Soon-to-be-retired US guided-missile destroyers equipped with AEGIS should instead be shipped to Taiwan and Japan
(Originally appeared in Asia Times)
By Stephen Bryen
In our just released Experts Panel study, Stopping a Taiwan Invasion, we point out the urgent need to improve air defenses around Taiwan and Japan. Now, with the Navy proposal to retire seven Ticonderoga class cruisers, allegedly because they are expensive to maintain, it appears there will be nothing to replace these and other Ticonderoga class cruisers slated for retirement, 21 ships in all. Ticonderoga class cruisers are guided missile destroyers equipped with the powerful AEGIS missile and air defense system.
My modest proposal is to redeploy these ships, not scrap them.
The AEGIS air defense system is probably the best general purpose missile and air defense system in the US inventory. It is exactly this system that is now operating in Poland and Romania from land bases, called AEGIS Ashore.
Japan has AEGIS on four ships of the Kongo class (Kongō-gata Goeikan). These ships were built between 1991 and 1996 and AEGIS was installed in the mid 2000’s. All of them today are equipped with MK-41 launchers, SPY radars and feature AEGIS BMD (Ballistic Missile Defense) version 3.6. The system uses a powerful phased array radar, AN/SPY-1D, the same as the US Arleigh Burke guide missile destroyers.
The Ticonderoga-class AEGIS cruisers, slated for retirement, would be a boon in strengthening Japan’s air and missile defenses. The same ships could also be deployed around Taiwan, providing a greatly enhanced ballistic missile and air defense capability.
Taiwan and Japan both have limited air defenses. Given the proliferation of Chinese short and intermediate range ballistic missiles and advanced anti-ship missiles such as the DF-21D (Dong Feng, East Wind), more in-depth and dispersed missile defenses are a vital need in the area’s defensive portfolio. One of the shortcomings of land-based systems is that they are more easily targeted and can be overwhelmed by mass “swarming” attacks. This is less true for moving ships at sea, particularly if they can strike incoming missiles from different locations.

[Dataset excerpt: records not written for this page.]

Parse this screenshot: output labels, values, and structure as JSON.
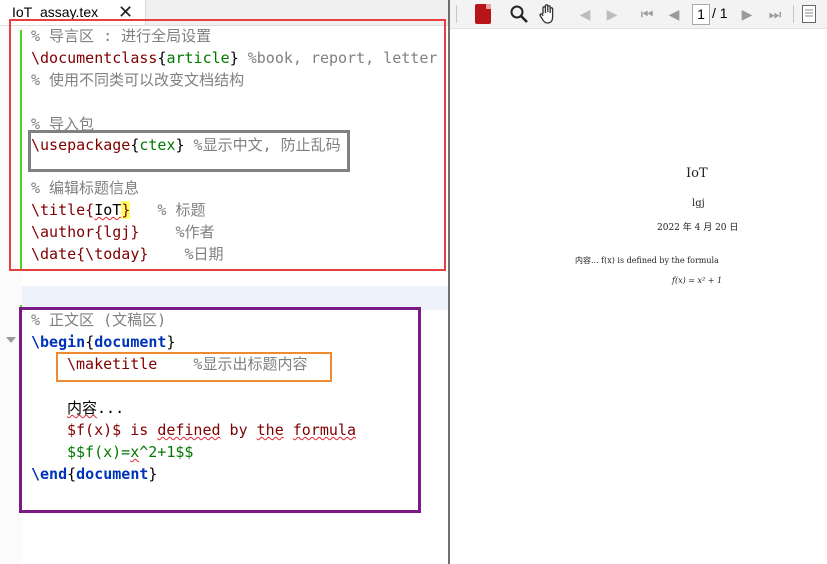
{
  "tab": {
    "title": "IoT_assay.tex",
    "close": "✕"
  },
  "code": {
    "l1": "% 导言区 : 进行全局设置",
    "l2": {
      "cmd": "\\documentclass",
      "ob": "{",
      "arg": "article",
      "cb": "}",
      "comment": " %book, report, letter"
    },
    "l3": "% 使用不同类可以改变文档结构",
    "l4": "% 导入包",
    "l5": {
      "cmd": "\\usepackage",
      "ob": "{",
      "arg": "ctex",
      "cb": "}",
      "comment": " %显示中文, 防止乱码"
    },
    "l6": "% 编辑标题信息",
    "l7": {
      "cmd": "\\title{",
      "arg": "IoT",
      "cb": "}",
      "comment": "   % 标题"
    },
    "l8": {
      "cmd": "\\author{lgj}",
      "comment": "    %作者"
    },
    "l9": {
      "cmd": "\\date{\\today}",
      "comment": "    %日期"
    },
    "l10": "% 正文区 (文稿区)",
    "l11": {
      "kw": "\\begin",
      "ob": "{",
      "arg": "document",
      "cb": "}"
    },
    "l12": {
      "cmd": "\\maketitle",
      "comment": "    %显示出标题内容"
    },
    "l13": {
      "a": "内容",
      "b": "..."
    },
    "l14": {
      "a": "$f(x)$ is ",
      "b": "defined",
      "c": " by ",
      "d": "the",
      "e": " ",
      "f": "formula"
    },
    "l15": {
      "a": "$$f(x)=",
      "b": "x",
      "c": "^2+1$$"
    },
    "l16": {
      "kw": "\\end",
      "ob": "{",
      "arg": "document",
      "cb": "}"
    }
  },
  "viewer": {
    "page_current": "1",
    "page_total": "/ 1",
    "doc_title": "IoT",
    "doc_author": "lgj",
    "doc_date": "2022 年 4 月 20 日",
    "doc_body": "内容... f(x) is defined by the formula",
    "doc_formula": "f(x) = x² + 1"
  },
  "colors": {
    "box_red": "#e84040",
    "box_gray": "#808080",
    "box_purple": "#7a1a86",
    "box_orange": "#f08a30",
    "change_bar": "#4cd21f",
    "cmd": "#800000",
    "arg": "#007a00",
    "keyword": "#0033bb",
    "comment": "#808080"
  }
}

As our Experts Study suggests, one of the missing regional ingredients is a common command system and the integration of air, sea, marine and army detachments so they can coordinate, deconflict operations, and optimize operations. The US is moving increasing to the idea of integrating its forces, and it is now equipping its fighters, bombers, ships and land operations for exactly this reason. For too long, Taiwan has been left entirely out of this equation and its forces often are operating in isolation from friendly states in the region. For years the US provided defense equipment to Taiwan, but only sporadically, and offered very limited training. More recently, the US has stepped up training on Taiwan, but the scale is far too small and needs expanding. Moreover, based on publicly available information, nothing has been done to tie Taiwan’s forces in with US operations. Japan, similarly, while increasingly concerned about Taiwan from a national security viewpoint, has failed to make any progress in joining their forces to Taiwan’s.
The Ticonderoga class cruisers slated for junking could provide significant mobile air defenses and can be readied quickly for use, meaning that air defenses can be significantly upgraded almost immediately for Japan and Taiwan.
The US could also use these ships around Okinawa, and at vital US shared ports in Japan, particularly Yokosuka, where the US Navy in Japan has its headquarters, Sasebo and White Beach. In addition, Japan and the US jointly can use these ships to protect Japan’s southern islands, where air defense systems could also serve to protect Taiwan. Japan and the US Marines have already spoken of installing the HIMARS (High Mobility Artillery Rocket System) on Yonaguni island, Japan’s southernmost island, part of the Ryukyu chain, which is about 67 miles from Taiwan. Ticonderoga class cruisers could simultaneously protect HIMARS and cover parts of Taiwan’s airspace.
Congress is mulling the scrapping of the Ticonderoga class cruisers. One suggestion on Capitol Hill is to increase the build of new Arleigh Burke class ships from the paltry one new ship requested by the navy, to two. Even if this could conceivably meet the need, which it will not, it will take a number of years before new ships can be built and readied for use. There is also talk of a new generation of guided missile destroyers, but there is no funding yet available and the target date for introduction isn’t until 2028 at the earliest.
The security situation in east Asia is very fragile. Leaders in Japan and Taiwan are not sure whether the US will help them survive against a Chinese attack. The US needs to stop sitting on the sidelines and it must muster its resources in a way that shows leadership and determination. Redeploying the cast-off Ticonderoga-class cruisers would be a big help in strengthening air and missile defense in the region.